Today has been a good day – a tough day, but a good day. Since March 2016 there have been floods of bad days. More bad days than I would care to remember. Suicide stormed into our lives, made it personal and never left. It was oppressive, blinding and made me question whether or not I would be able to survive each day.
Today I am grateful to the bereavement and primary mental health professionals who have worked with my family to get us back on mostly solid ground. I understand that there will be flare ups and that we will never be “back to normal.” That’s ok. It’s understood and we are learning to live with it.
Today on World Mental Health Day it is important to me that I share that mental health issues have impacted my family in devastating ways. My wish is that we would have done things differently from the start. The challenge is that you don’t know what you don’t know. If we had known, we might have made some changes, but each and every one of us was out here living life to the best of our ability, including my nephew Coby and my aunt Elsie.
It’s important to me that I say their names and that I send them love because I miss them, every single day. There is no shame, stigma or stereotype so important that it takes priority over getting mental health support. The support is for you, not for the world and how they see you. In the big scheme of things, when your mental health is compromised, nothing else matters except your well being.
Today I wish that you feel comfortable with wherever you are in your process and that you are willing to reach out for help if you need it. My hope is that we get better at making mental health treatment available to those who need it and that we stop judging and punishing those people living with mental illnesses.
Today on World Mental Health Day, I am thankful for therapy, medication and all other forms of treatment that help human beings live productive lives and manage the stress and demons of their worlds.
Today I am sending love to those who struggle in public and even more to those who are struggling in private. You are not alone. Please come into the light.

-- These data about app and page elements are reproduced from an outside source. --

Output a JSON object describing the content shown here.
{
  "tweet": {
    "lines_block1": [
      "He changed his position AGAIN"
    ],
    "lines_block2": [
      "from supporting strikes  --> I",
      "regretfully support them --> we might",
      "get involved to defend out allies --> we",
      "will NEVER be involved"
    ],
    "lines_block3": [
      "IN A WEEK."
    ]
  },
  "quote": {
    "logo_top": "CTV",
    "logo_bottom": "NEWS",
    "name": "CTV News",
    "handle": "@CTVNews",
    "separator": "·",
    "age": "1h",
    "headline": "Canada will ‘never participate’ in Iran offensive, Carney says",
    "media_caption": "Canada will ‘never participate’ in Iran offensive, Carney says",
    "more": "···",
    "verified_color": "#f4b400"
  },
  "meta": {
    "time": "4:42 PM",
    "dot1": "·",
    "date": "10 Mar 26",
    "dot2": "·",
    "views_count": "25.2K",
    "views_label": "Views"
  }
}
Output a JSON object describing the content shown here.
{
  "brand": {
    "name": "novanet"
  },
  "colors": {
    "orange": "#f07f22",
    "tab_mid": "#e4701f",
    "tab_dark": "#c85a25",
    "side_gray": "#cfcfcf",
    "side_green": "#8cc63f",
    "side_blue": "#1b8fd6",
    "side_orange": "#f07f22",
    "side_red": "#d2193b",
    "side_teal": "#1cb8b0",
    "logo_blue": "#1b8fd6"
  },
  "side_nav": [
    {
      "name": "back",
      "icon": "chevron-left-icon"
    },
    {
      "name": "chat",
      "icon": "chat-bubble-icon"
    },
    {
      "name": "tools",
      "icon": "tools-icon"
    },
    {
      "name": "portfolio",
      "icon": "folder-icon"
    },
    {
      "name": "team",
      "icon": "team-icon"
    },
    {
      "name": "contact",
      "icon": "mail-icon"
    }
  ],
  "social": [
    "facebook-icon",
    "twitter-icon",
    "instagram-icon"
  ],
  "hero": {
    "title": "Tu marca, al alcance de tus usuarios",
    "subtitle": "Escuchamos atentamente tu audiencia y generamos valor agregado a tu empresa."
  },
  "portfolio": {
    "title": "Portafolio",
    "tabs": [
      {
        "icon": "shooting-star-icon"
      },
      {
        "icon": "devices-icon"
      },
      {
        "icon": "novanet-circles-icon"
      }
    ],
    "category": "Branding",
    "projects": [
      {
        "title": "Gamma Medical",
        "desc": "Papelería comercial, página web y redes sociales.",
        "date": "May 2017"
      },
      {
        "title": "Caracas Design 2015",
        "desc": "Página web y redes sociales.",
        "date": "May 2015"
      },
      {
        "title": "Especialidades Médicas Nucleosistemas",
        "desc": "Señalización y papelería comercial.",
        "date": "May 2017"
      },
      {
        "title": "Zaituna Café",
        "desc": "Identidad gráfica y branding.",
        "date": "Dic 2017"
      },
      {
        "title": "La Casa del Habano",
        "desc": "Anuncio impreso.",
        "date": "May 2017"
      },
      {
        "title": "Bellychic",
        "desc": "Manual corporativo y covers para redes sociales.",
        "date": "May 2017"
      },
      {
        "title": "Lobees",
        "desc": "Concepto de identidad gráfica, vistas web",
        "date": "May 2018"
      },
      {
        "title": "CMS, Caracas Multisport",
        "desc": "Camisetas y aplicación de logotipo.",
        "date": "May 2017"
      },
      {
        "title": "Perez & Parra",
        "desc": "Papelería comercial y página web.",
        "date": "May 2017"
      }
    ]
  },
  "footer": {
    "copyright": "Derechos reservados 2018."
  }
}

If you are in need of help please contact the National Suicide Prevention Lifeline 1 (800) 273-8255